There’s a little voice inside every entrepreneur telling them they have to do everything themselves and that no one else can be trusted with their business.
While many small businesses start with that do-it-yourself spirit, there are some tasks can be farmed out, and some are only for you to tackle initially.
For multi-tasking entrepreneurs, the best way to determine this is to start with a list, says Marci Alboher, author of One Person/Multiple Careers: A New Model for Work/Life Success. “Once you figure out what you're doing and what you're delegating, [it’s then] how to stay on task each day.”
Start by taking stock of your talents, interests, and time so that you can assess where your highest and best use goes. “After you’ve determined what you enjoy and do best, then you can hire people to fill in the gaps,” says Eve Tahmincioglu of CareerDiva.net.
Begin each day with two to three essential items to accomplish, says Alboher. Tackle them before doing anything else. Even if other tasks feel urgent don’t let them interrupt you. The key is to distinguish between urgent interruptions, which really can't wait, and requests or issues that can be tabled until after you finish the day’s tasks.
Now is a great time to get someone to help you and your business out. “Now is ideal to add people to your staff,” says Tahmincioglu. “People are desperate for work and they will come cheap.”
Don’t do you own accounting. You don’t want to under or overpay. A good accountant is one you can ask questions to every few months. The average small businessperson pays $1K a year to an accountant, says Tahmincioglu. “Not a big financial investment, but one that literally should offer some nice returns.”
Outsource medical benefits and anything IT. “These are complex details and you want to be on top of the best services and technologies, and that is something a third party can do best,” says Tahmincioglu. Plus, an IT person you can hire to come in just a few hours a week vs. as a full staff member.
Bring in a personal organizer every few years to keep your head on straight. Tahmincioglu suggests contracting an organizer every five years. Sessions typically run $100 to $300 a session. Tahmincioglu says get a certified organizer from the National Association of Professional Organizers.

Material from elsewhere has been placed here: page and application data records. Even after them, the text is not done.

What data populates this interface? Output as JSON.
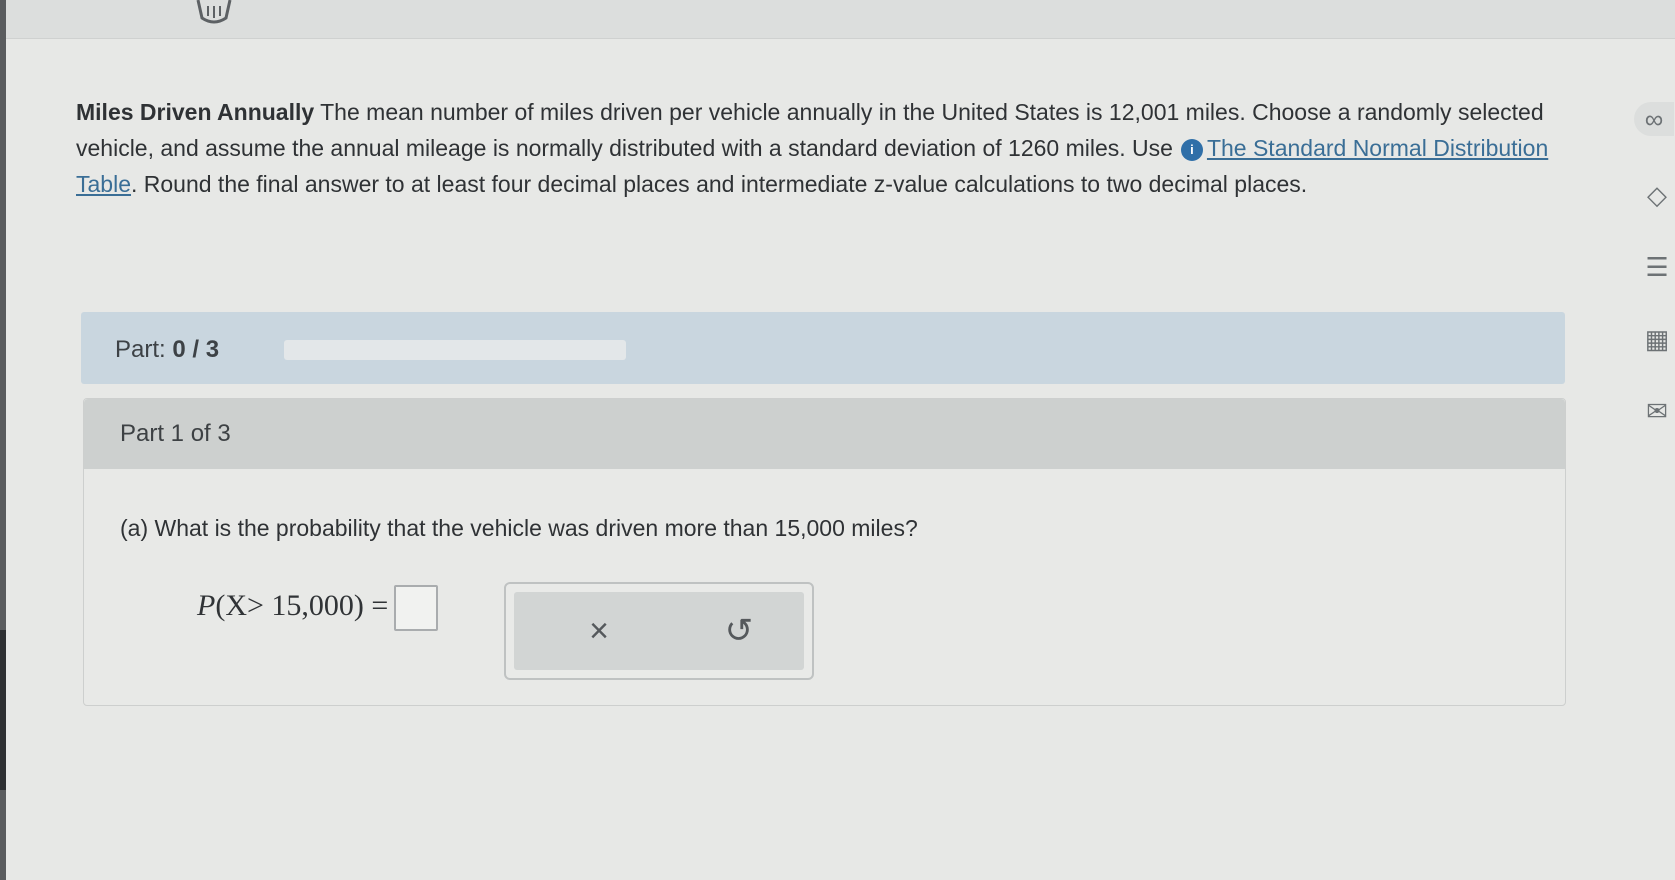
{
  "problem": {
    "title": "Miles Driven Annually",
    "text_1": " The mean number of miles driven per vehicle annually in the United States is 12,001 miles. Choose a randomly selected vehicle, and assume the annual mileage is normally distributed with a standard deviation of 1260 miles. Use",
    "link_text": "The Standard Normal Distribution Table",
    "text_2": ". Round the final answer to at least four decimal places and intermediate z-value calculations to two decimal places.",
    "info_glyph": "i"
  },
  "progress": {
    "label": "Part:",
    "value": "0 / 3",
    "fraction": 0
  },
  "part_card": {
    "header": "Part 1 of 3",
    "question": "(a) What is the probability that the vehicle was driven more than 15,000 miles?",
    "formula_p": "P",
    "formula_rest": "(X> 15,000) =",
    "answer_value": ""
  },
  "tools": {
    "clear_icon": "×",
    "undo_icon": "↺"
  },
  "side_icons": [
    "infinity-icon",
    "tag-icon",
    "notes-icon",
    "calculator-icon",
    "mail-icon"
  ],
  "side_glyphs": [
    "∞",
    "◇",
    "☰",
    "▦",
    "✉"
  ]
}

Before handing everything over to someone else, there are day-to-day things you should tackle yourself. “[If] you are spending so much time filling orders that you do not have time to generate new sales,” says Alboher. “You then have a choice -- either delegate the order-filling to free yourself up to focus on business development or delegate the sales and focus on customer service.”
Outsourcing production to a third party too soon can be a big mistake. “You need quality control,” says Tahmincioglu. “If you can’t afford to visit the factory you’re paying for cheaper production abroad in person, then you should keep things in-house.”
Do your marketing yourself until you fully feel you have control over the vision of your company. Once you have your brand vision, customer base and a nice chunk of money, then you can consider hiring a PR and marking firm. “There is so much you can do yourself these days,” says Tahmincioglu. “With social media and the Internet it is easier today than before to market yourself.” But if you get distracted easily, farm out the social media tasks. Tahmincioglu suggests hiring unemployed journalists to spend that hour or two a day getting your Twitter followers and Facebooking updated.
Once everything is delegated and relegated, bodywork consultant Danielle Goneconti of Spark Movement suggests adding a little peppermint extract to your diet. “A little peppermint a day, really helps clear your mind so you can take on the day’s multiple tasks like a superstar!” says Goneconti.